Saucon Valley passes AP chem timeline despite pushback from teachers
Up for a vote by the school board was a decision to add the Advanced Placement Chemistry course to the high school’s program of studies beginning in the fall of 2018. Currently, the high school offers 12 other advanced placement courses for students to choose from. The AP Chemistry course is a rigorous class that would require students to do a significant level of work over the summer in preparation for taking the class. The district has chosen high school science teacher Ashley Yestrumskas to teach the course when it begins. Yestrumskas has already co-taught the course previously.
There were two opposing sides to the discussion. On one side, a contingent of high school juniors, who clearly did not want to miss out on an opportunity to take the course this coming fall during their senior year. On the other side were the science department teachers, who felt nine months to prepare would be “rushed” and were pushing for a start date in the fall of 2019 instead.
First to speak to the board was Thomas Koch who is the science department chair and teaches science at the high school. According to Koch, the sentiment of the department was not to reject AP Chemistry, but to have more time to prepare so they could do their jobs more effectively. Koch also said the college board recommends an entire academic year to prepare for the course by gathering materials, preparing curriculum and to complete all 16 labs.
The next speaker was high school physics and environmental science teacher Cameron Fowler. Fowler said he believes the existing Honors Advanced Chemistry course is just as rigorous as AP Chemistry, but acknowledged that it does not have all the same objectives that are required with AP Chemistry. He went on to say he sees no reason to accelerate the timing of AP Chemistry and not a single teacher approves of adding it for the 2018-19 school year. Fowler, referring to the board, said “I feel like you’ve heard the claims from a small number of people, but ignored the very professionals to be expected to carry out the implementation.” Fowler also said the board is “calling the shots from the outside” and their approach to this issue “sets up a contentious relationship that will ultimately be harmful to our students.”
Superintendent Dr. Craig Butler addressed the audience and prefaced his comments by saying was in no way, shape, or form trying to discount the outstanding faculty. However, Butler provided information disputing Fowler’s claim of a “small number of people.” According to Butler, a poll was taken to survey students to see if there was enough interest in the class. Of the students surveyed, a total of 70 expressed interest, and 49 of the 70 said they would take the course including the required summer work. Twenty-one of the 70 said they were interested in the course but could not commit to the summer work. Based on the results, “to me the interest is more than significant” said Butler.
Six of the students who voted in support of the class attended the meeting. One of those was high school junior Sarah Duffy, who spoke to the board. She began by reading e-mails directed to the board by some of the students in support of the class who could not attend due to other commitments. Duffy also read her own prepared comments in an impassioned plea to allow her and her fellow classmates to have the chance to take the course as seniors in preparation for college. Duffy touted the importance of AP Chemistry by mentioning that it’s not just a chemistry course but also covers elements of math, science and intensive writing.

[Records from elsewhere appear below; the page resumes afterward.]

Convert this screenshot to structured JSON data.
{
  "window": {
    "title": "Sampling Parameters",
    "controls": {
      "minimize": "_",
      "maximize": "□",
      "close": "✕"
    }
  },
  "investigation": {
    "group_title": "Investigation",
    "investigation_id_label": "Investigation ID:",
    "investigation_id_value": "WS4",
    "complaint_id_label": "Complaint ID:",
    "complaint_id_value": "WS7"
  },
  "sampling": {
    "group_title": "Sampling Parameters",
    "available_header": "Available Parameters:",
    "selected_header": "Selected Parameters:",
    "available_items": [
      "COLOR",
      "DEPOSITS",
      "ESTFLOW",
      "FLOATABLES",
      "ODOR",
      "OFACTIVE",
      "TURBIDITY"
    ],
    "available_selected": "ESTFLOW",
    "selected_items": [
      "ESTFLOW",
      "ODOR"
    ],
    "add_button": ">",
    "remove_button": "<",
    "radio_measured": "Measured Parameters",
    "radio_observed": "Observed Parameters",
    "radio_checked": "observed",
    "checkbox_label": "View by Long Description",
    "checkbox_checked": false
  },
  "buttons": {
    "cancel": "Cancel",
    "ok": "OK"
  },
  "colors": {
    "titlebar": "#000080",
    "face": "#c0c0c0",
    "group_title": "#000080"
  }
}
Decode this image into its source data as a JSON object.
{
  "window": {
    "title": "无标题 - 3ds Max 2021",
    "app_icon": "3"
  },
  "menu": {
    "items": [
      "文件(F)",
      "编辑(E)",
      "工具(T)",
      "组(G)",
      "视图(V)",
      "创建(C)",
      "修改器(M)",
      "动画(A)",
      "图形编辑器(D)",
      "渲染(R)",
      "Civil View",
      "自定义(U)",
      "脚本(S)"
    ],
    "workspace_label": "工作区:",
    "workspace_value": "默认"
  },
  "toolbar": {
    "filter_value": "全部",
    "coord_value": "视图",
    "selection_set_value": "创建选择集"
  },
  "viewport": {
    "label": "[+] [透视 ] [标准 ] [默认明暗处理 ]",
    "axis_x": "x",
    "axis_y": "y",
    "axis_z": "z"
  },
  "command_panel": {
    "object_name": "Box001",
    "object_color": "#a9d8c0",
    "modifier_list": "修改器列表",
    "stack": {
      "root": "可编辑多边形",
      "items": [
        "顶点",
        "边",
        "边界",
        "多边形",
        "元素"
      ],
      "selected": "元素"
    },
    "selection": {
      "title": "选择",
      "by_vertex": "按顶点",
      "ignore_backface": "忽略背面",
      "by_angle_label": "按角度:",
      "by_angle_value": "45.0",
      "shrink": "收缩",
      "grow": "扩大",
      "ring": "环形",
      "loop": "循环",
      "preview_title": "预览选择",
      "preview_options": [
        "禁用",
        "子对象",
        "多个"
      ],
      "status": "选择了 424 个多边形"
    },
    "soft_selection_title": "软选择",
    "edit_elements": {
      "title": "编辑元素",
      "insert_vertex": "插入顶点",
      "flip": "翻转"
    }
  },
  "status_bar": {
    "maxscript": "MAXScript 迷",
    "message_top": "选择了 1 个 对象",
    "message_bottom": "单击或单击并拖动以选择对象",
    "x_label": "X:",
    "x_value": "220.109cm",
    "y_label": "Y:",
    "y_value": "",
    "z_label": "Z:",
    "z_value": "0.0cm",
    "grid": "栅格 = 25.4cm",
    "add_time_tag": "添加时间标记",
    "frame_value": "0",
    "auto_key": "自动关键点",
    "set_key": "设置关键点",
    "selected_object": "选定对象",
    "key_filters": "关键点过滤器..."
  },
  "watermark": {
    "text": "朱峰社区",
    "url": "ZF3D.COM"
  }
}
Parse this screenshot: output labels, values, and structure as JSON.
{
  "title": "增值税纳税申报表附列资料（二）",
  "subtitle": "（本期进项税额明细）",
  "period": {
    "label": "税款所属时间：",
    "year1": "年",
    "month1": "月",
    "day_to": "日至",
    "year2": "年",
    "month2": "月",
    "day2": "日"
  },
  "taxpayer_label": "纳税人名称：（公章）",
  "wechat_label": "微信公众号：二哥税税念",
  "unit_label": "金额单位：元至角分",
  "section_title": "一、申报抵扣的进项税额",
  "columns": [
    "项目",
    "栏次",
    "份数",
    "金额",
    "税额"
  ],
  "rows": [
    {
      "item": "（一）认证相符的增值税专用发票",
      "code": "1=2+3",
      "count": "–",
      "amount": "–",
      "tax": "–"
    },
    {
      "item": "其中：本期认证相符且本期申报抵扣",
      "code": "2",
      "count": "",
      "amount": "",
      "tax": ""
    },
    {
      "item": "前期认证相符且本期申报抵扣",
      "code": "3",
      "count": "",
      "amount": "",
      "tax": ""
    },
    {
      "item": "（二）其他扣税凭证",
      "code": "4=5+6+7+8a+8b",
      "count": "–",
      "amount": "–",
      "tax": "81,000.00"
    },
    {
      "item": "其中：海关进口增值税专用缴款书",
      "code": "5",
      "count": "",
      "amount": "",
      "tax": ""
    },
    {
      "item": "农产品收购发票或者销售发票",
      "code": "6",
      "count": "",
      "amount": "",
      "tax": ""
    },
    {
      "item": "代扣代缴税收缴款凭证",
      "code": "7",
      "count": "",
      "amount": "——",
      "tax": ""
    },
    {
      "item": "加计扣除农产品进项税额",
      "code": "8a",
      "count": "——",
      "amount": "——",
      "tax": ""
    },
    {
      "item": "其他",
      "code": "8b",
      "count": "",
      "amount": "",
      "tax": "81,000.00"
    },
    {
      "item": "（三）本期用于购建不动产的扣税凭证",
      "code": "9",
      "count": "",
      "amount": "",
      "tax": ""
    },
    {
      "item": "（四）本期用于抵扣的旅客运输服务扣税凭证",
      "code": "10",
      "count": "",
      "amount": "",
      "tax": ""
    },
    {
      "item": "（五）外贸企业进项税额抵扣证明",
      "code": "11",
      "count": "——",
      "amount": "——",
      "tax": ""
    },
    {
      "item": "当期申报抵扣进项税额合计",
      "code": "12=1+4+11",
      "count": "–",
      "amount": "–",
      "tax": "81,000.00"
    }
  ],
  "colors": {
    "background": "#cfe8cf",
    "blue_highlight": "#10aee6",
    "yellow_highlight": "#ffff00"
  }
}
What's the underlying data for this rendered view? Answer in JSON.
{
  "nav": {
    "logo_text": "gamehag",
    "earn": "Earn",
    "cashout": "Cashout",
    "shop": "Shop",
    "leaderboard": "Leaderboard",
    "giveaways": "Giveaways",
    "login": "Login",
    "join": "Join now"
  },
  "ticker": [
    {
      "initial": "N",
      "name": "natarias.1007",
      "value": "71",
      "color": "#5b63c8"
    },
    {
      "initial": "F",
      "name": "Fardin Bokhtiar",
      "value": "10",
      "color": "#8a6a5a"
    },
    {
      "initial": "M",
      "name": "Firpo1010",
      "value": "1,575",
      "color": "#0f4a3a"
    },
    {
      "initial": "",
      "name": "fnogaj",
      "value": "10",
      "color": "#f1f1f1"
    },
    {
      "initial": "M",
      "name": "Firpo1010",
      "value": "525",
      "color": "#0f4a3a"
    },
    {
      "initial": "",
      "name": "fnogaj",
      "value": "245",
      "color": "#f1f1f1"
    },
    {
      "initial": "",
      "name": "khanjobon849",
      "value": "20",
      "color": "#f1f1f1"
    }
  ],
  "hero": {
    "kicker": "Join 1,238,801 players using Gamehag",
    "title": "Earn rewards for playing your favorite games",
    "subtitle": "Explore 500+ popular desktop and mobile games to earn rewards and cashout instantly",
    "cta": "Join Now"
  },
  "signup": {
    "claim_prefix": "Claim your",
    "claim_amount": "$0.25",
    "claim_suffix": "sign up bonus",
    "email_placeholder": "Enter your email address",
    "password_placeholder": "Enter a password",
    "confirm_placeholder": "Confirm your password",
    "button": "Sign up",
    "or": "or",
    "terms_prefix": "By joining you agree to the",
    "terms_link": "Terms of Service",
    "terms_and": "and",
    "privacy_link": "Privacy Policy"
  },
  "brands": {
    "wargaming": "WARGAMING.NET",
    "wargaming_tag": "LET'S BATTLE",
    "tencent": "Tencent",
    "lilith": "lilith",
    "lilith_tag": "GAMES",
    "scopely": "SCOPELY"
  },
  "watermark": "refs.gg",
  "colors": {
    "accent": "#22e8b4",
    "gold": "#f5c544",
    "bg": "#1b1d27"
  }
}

At times the discussion became contentious. At one point, board member Shamim Pakzad spoke out of frustration, saying, “I’ve been a teacher for the better part of 25 years and I’m speaking as a teacher”. He continued “I’m appalled the teachers are standing up here, basically making excuses at the expense of the kids.” Pakzad acknowledged the teachers may need to do some additional preparation and training and went onto say “let’s just stop with the charade.” He later apologized for his comments to those teachers who may have been offended, but re-affirmed his overall sentiment that he joined the board for the kids and their “interest sits at the top of my priorities list.”
The board voted and approved the class to start this fall. Board member Mark Sivak was the only one to vote no.
At the conclusion, board President Michael Karabin noted that he didn’t want to go against the teachers, but sometimes “we have to bite the bullet and take action.”
Perhaps the evening was best summarized by board member Susan Baxter, who noted the district should be proud that students were taking an interest and asking for the class.